Some current and former intelligence officials cast doubt on Trump’s assertion. “It’s highly unlikely there was a wiretap,” said one former senior intelligence official familiar with surveillance law who spoke candidly on the condition of anonymity. The former official continued: “It seems unthinkable. If that were the case by some chance, that means that a federal judge would have found that there was either probable cause that he had committed a crime or was an agent of a foreign power.” A wiretap cannot be directed at a U.S. facility, the official said, without finding probable cause that the phone lines or Internet addresses were being used by agents of a foreign power — or by someone spying for or acting on behalf of a foreign government. “You can’t just go around and tap buildings,” the official said. Trump sent the tweets from Palm Beach, Fla., where he is vacationing this weekend at his private Mar-a-Lago estate. It has long been his practice to stir up new controversies to deflect attention from a damaging news cycle, such as the one in recent days about Sessions and Russia. Trump’s tweets took numerous top White House aides by surprise, according to a second White House official who was not authorized to speak publicly. Saturday was expected to be a “down day, pretty quiet,” this official said, and there was little, if any, attempt to coordinate the president’s message on the wiretapping allegations.

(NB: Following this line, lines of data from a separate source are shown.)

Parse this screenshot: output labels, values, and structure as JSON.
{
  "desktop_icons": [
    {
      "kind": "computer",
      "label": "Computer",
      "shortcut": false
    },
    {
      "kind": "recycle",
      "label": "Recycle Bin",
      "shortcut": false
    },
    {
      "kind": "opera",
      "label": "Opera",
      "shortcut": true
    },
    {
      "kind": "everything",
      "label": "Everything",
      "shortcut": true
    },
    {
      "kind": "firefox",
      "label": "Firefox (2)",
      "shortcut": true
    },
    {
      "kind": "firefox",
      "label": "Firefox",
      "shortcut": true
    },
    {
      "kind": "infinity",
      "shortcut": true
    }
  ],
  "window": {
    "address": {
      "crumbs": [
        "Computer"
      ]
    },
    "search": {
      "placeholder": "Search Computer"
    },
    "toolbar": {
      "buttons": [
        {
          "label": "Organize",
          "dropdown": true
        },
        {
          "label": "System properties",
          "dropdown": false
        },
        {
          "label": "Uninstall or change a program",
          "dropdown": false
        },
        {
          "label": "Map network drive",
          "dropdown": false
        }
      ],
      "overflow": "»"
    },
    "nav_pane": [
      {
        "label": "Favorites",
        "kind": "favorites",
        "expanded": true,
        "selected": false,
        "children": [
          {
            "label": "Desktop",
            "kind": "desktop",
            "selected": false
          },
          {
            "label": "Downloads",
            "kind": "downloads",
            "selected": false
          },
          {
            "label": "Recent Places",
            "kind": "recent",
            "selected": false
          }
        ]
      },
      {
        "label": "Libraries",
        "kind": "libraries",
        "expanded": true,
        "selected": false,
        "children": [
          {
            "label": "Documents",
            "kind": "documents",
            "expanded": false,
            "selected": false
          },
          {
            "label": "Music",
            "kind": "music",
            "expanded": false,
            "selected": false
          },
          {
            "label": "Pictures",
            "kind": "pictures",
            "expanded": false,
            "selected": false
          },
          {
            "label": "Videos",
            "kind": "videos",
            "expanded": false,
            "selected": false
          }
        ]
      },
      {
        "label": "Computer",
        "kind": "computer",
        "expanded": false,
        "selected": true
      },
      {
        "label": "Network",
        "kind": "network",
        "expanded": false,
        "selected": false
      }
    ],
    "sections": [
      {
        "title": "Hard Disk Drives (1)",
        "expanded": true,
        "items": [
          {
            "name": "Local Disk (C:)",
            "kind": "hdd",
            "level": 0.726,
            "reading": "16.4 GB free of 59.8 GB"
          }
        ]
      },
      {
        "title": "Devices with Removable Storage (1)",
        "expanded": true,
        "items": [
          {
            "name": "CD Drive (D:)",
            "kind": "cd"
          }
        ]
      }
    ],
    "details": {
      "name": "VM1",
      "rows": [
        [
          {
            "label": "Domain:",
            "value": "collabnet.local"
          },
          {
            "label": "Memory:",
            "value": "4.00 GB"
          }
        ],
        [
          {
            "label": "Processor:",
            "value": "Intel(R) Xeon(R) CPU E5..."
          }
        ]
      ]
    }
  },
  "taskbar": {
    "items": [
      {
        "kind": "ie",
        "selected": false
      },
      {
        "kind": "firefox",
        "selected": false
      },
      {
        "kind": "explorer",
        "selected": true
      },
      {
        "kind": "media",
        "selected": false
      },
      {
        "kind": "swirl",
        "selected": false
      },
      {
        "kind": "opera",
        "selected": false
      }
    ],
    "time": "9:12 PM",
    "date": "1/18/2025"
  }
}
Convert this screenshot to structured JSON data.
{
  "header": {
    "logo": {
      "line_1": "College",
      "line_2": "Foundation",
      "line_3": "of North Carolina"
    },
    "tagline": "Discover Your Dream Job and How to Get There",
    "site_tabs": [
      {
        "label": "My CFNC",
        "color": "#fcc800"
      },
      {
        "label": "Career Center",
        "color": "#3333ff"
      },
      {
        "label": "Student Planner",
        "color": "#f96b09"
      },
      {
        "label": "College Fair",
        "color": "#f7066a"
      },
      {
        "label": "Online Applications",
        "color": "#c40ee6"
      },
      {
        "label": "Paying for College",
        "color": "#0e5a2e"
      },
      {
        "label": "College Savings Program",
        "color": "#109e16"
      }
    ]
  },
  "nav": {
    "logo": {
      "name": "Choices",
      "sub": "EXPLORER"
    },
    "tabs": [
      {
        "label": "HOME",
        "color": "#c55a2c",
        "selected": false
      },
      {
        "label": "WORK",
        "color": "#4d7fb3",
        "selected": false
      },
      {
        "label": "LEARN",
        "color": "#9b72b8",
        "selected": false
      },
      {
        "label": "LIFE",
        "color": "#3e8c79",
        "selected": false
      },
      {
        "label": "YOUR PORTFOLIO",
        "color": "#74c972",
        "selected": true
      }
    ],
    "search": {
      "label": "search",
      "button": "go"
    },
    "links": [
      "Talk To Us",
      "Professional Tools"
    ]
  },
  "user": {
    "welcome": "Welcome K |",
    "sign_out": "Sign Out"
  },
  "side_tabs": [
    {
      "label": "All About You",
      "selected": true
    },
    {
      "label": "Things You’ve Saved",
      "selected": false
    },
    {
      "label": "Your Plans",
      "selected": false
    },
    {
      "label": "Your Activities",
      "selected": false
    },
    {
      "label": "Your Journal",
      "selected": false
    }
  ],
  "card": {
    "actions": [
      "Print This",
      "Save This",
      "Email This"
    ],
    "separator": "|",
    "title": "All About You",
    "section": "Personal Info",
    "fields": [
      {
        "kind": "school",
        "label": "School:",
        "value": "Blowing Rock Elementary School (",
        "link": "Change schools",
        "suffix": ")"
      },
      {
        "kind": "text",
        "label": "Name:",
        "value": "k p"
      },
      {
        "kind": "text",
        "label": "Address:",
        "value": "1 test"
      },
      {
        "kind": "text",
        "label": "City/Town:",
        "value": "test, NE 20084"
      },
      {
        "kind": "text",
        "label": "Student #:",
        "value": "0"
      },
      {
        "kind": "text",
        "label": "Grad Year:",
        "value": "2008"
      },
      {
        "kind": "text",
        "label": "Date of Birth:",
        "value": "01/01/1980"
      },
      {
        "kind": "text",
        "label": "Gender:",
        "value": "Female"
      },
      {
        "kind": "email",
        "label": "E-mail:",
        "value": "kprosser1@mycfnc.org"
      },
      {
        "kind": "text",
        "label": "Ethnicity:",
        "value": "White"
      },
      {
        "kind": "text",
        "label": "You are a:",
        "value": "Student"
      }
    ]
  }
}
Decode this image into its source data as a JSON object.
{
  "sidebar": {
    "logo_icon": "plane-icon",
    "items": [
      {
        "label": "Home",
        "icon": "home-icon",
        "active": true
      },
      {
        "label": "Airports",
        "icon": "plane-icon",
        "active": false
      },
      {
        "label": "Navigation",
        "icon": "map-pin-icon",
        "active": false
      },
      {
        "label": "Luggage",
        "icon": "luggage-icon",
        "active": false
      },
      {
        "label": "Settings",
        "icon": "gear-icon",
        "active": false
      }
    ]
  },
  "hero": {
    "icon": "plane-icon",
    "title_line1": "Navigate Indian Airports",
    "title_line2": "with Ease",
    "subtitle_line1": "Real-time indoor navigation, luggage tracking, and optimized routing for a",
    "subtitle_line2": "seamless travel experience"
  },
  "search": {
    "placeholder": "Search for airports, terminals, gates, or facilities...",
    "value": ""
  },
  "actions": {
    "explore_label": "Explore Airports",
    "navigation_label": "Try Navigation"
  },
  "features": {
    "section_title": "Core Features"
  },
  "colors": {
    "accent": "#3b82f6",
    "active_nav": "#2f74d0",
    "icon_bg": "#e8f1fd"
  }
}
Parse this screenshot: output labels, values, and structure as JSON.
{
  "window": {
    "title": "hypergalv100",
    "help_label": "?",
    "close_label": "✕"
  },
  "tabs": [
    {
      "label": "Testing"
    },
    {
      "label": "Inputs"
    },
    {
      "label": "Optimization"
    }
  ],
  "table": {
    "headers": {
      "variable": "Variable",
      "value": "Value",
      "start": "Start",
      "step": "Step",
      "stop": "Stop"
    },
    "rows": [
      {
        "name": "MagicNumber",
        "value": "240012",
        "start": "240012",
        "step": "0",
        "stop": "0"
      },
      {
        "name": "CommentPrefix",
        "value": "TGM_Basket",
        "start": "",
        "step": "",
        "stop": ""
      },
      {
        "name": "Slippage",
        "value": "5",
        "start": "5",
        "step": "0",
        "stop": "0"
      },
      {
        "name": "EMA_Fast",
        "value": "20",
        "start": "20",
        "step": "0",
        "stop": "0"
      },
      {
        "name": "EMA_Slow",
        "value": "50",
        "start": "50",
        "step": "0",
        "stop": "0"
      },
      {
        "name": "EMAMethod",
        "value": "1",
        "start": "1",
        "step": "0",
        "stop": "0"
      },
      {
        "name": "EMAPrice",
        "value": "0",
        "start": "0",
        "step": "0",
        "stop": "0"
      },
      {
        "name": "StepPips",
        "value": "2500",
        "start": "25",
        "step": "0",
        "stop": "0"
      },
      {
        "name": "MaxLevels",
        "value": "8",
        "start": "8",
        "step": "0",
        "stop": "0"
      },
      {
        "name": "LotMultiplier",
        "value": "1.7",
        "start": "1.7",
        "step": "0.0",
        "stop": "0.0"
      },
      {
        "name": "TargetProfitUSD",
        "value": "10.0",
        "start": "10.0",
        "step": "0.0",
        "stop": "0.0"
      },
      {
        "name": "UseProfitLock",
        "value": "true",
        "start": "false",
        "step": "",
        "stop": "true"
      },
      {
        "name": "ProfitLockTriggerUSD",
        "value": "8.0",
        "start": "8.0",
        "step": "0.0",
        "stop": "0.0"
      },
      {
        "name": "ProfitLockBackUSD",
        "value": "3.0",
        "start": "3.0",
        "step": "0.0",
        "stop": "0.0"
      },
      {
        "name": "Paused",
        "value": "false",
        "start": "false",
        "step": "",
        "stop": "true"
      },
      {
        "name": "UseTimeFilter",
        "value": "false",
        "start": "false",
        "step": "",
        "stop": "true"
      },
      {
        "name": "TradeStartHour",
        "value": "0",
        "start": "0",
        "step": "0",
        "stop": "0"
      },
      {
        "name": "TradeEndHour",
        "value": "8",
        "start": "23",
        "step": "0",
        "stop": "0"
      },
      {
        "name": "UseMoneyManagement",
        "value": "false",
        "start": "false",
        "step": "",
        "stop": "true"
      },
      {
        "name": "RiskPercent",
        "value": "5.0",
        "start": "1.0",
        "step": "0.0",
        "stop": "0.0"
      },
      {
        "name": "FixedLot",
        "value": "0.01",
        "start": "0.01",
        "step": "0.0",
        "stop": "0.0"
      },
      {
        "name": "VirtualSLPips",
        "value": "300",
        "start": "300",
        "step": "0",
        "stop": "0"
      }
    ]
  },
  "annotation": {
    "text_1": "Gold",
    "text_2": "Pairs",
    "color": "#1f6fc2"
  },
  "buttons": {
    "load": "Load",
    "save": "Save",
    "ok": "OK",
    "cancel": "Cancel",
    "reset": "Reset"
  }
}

Here are Trump’s tweets, in the order they were sent (posted between 4:35 and 5:02 AM):
“Terrible! Just found out that Obama had my “wires tapped” in Trump Tower just before the victory. Nothing found. This is McCarthyism!”
“Just out: The same Russian Ambassador that met Jeff Sessions visited the Obama White House 22 times, and 4 times last year alone.”
“Is it legal for a sitting President to be “wire tapping” a race for president prior to an election? Turned down by court earlier. A NEW LOW!”
“I’d bet a good lawyer could make a great case out of the fact that President Obama was tapping my phones in October, just prior to Election!”
“How low has President Obama gone to tapp my phones during the very sacred election process. This is Nixon/Watergate. Bad (or sick) guy!”
“This morning Trump went berserk, tweeting a series of bizarre accusations charging that former president Barack Obama orchestrated a “Nixon/Watergate” plot to tap the phones at his Trump Tower headquarters last fall in the run-up to the election. Citing no evidence, he said the former president was a “Bad (or sick) guy!” Folks, we’ve got a huge problem on our hands. Either:
1. Trump is more nuts than we suspected — a true paranoid.
2. Or he’s correct, in which case there’s probable cause that he committed treason. No president can order a wiretap. For federal agents to obtain a wiretap on Trump’s phone conversations, the Justice Department would first have had to convince a federal judge that it had gathered sufficient evidence that there was probable cause to believe that Trump had committed a serious crime or was an agent of a foreign power, depending on whether it was a criminal or foreign intelligence wiretap.
3. Or Trump’s outburst was triggered by a commentary on Breitbart News reporting an assertion Thursday night by rightwing talk-radio host Mark Levin suggesting Obama and his administration used “police state” tactics last fall to monitor the Trump team’s dealings with Russian operatives. If this was the source of Trump’s ravings this morning, we’ve got a president willing to put the prestige and power of his office behind a baseless claim emanating from rightwing purveyors of lies.
So there you have it — either he’s paranoid, he likely committed treason, or he’s making judgments based on rightwing crackpots. Each of them is as worrying as the other.”